I got this email from a very concerned Harriete Estel Berman. I’m sharing it here in hopes that those deeply interested in this topic will figure out the math involved!

She writes:

Using the jury system 1,2, 4, 5, is not more effective! In fact, it is more inaccurate than 1,2,3,4. Artists just don’t understand the principles of math and often suggest 1,2,4,5 (omitting 3) as more effective. THIS IN NOT CORRECT! I am hoping you can inform your readers and disspell the myth of bad math!!!!

Below is an explanation. (Note from Alyson: Click here to download an entire PDF of the explanation, which goes into the various jury ranking systems. Harriet says the best system is 1,2,3,4,5,6,7.)

HERE IS AN EXPLANATION

1, 2, 4, 5

Sometimes it is suggested to use a system that removes the middle number from a 1 to 5 system (e.g. eliminating the “3”) and to use only 1, 2, 4, 5 to “force” a selection outside of average.

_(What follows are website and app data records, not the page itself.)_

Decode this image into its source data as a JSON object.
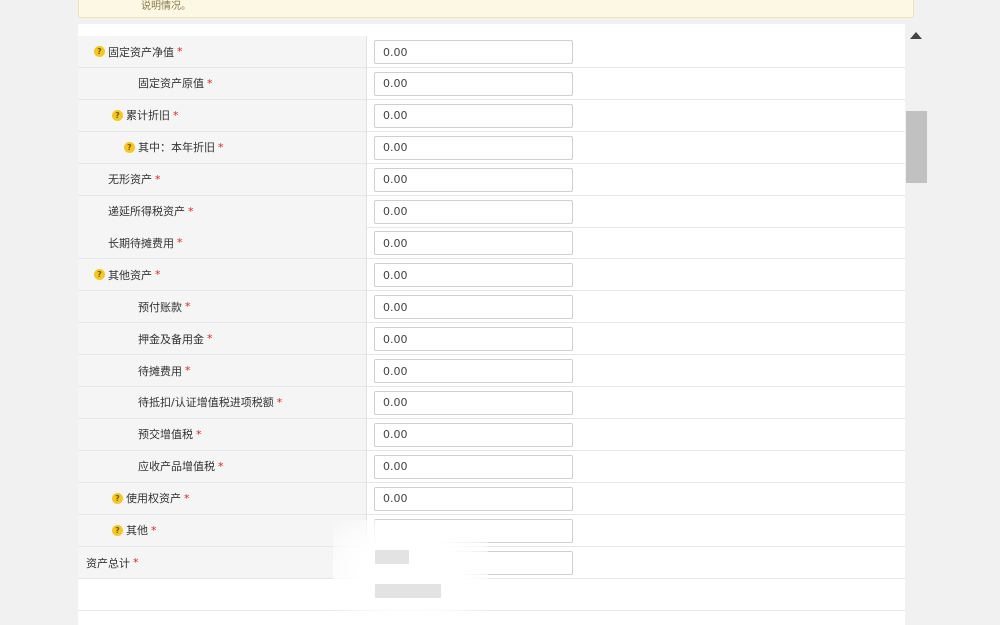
{
  "notice": {
    "text": "说明情况。"
  },
  "rows": [
    {
      "label": "固定资产净值",
      "value": "0.00",
      "help": true,
      "indent": 1
    },
    {
      "label": "固定资产原值",
      "value": "0.00",
      "help": false,
      "indent": 3
    },
    {
      "label": "累计折旧",
      "value": "0.00",
      "help": true,
      "indent": 2
    },
    {
      "label": "其中：本年折旧",
      "value": "0.00",
      "help": true,
      "indent": 3
    },
    {
      "label": "无形资产",
      "value": "0.00",
      "help": false,
      "indent": 1
    },
    {
      "label": "递延所得税资产",
      "value": "0.00",
      "help": false,
      "indent": 1
    },
    {
      "label": "长期待摊费用",
      "value": "0.00",
      "help": false,
      "indent": 1
    },
    {
      "label": "其他资产",
      "value": "0.00",
      "help": true,
      "indent": 1
    },
    {
      "label": "预付账款",
      "value": "0.00",
      "help": false,
      "indent": 3
    },
    {
      "label": "押金及备用金",
      "value": "0.00",
      "help": false,
      "indent": 3
    },
    {
      "label": "待摊费用",
      "value": "0.00",
      "help": false,
      "indent": 3
    },
    {
      "label": "待抵扣/认证增值税进项税额",
      "value": "0.00",
      "help": false,
      "indent": 3
    },
    {
      "label": "预交增值税",
      "value": "0.00",
      "help": false,
      "indent": 3
    },
    {
      "label": "应收产品增值税",
      "value": "0.00",
      "help": false,
      "indent": 3
    },
    {
      "label": "使用权资产",
      "value": "0.00",
      "help": true,
      "indent": 2
    },
    {
      "label": "其他",
      "value": "",
      "help": true,
      "indent": 2
    },
    {
      "label": "资产总计",
      "value": "",
      "help": false,
      "indent": 0
    }
  ],
  "required_mark": "*",
  "help_glyph": "?",
  "colors": {
    "required": "#e02020",
    "help_icon": "#f6c623",
    "label_bg": "#f5f5f5"
  }
}
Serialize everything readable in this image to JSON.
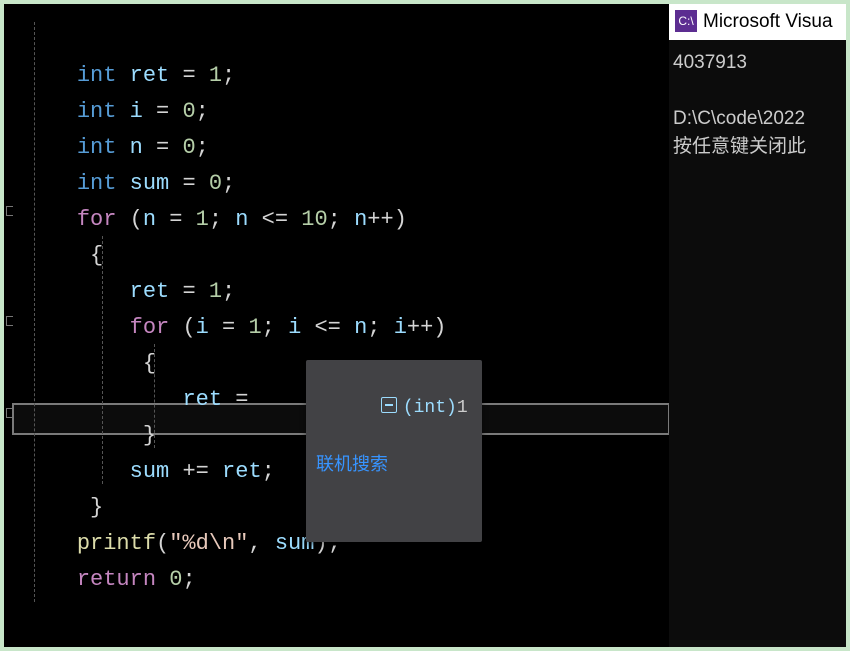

However, using fewer score choices increases the number of possible ties (regardless of the number of jurors). Mathematically, there is no difference between 1, 2, 3, 4 and 1, 2, 4, 5 since the number of sums (outcomes) is identical. (see below for a more complete explanation of the problem with the 1, 2, 4, 5 ranking system.)

THE PROBLEM WITH THE 1, 2, 4, 5 RANKING SYSTEM

When using the 1, 2, 4, 5 ranking system (leaving out the score choice of “3”) the range appears to be larger because the highest value is “5.” However, as a juror, you still only have four score choices. As a result, the number of possible outcomes is identical to any other system with only four score choices. This is a definite disadvantage.

Another problem with 1, 2, 4, 5, is excessive weighting to a dissenting juror. If one juror gives an unusual score using the 1, 2, 4, 5 system, it outweighs the judgment of the other jurors. An example is illustrated below.

Example 1) ranking example: 4 + 4 + 4 = 12

Example 2) ranking example: 5 + 5 + 2 = 12

In the first example, (4 + 4 + 4 = 12), these uniform scores demonstrate unanimous opinion that the quality of the work is “medium high.”

The second example, (5 + 5 + 2 = 12), demonstrates that if two jurors think the entry is of the highest rank and one juror gives it a “medium low” rank, then the work appears to be ranked equally to the (4 + 4 + 4 = 12) example.

In this final example,

Example 3) ranking example: 5 + 5 + 1 = 11

In the third example, two jurors judged the entry at the highest rank but one juror ranked it the lowest. As a result, one juror’s vote skewed the score. This gives one juror‚s judgment too much weight, since two jurors cannot overrule one juror using the 1, 2, 4, 5 system. It is doubtful that this inequity was the intention of any jury.

Using a 1, 2, 3, 4 system is not an ideal system either because it only gives four choices but it is better than the 1, 2, 4, 5 system. Why? Because every juror’s opinion is equally weighted. Using 1, 2, 3, 4, 5 is better than a system with only four ranking choices because it uses finer increments for scoring. The jurors must make an effort to use the entire range of the scale. The 1, 2, 3, 4, 5, 6, 7 system is the recommended ranking system since it uses even finer increments without being unnecessarily burdensome.

## 1 thought on “Fuzzy math involved in jurying your art?”

Sari GroveI understand the math principles involved…I also understand the artist’s mind ( many or most art juries consist of ‘creatives’)…Psychologically the creative prefers the 1,2,3,5 to the 1,2,3,4- because the former breaks a pattern…Creatives tend to be drawn to uniqueness, illogic, pioneering thought…a breaking of pattern wakes people up…the lack of the number 4 should serve to get more attentive results from the jury…which may lead to a more accurate evaluation of the works of art…it is why cruise control’ on a car can be dangerous- it leads to lack of attentiveness…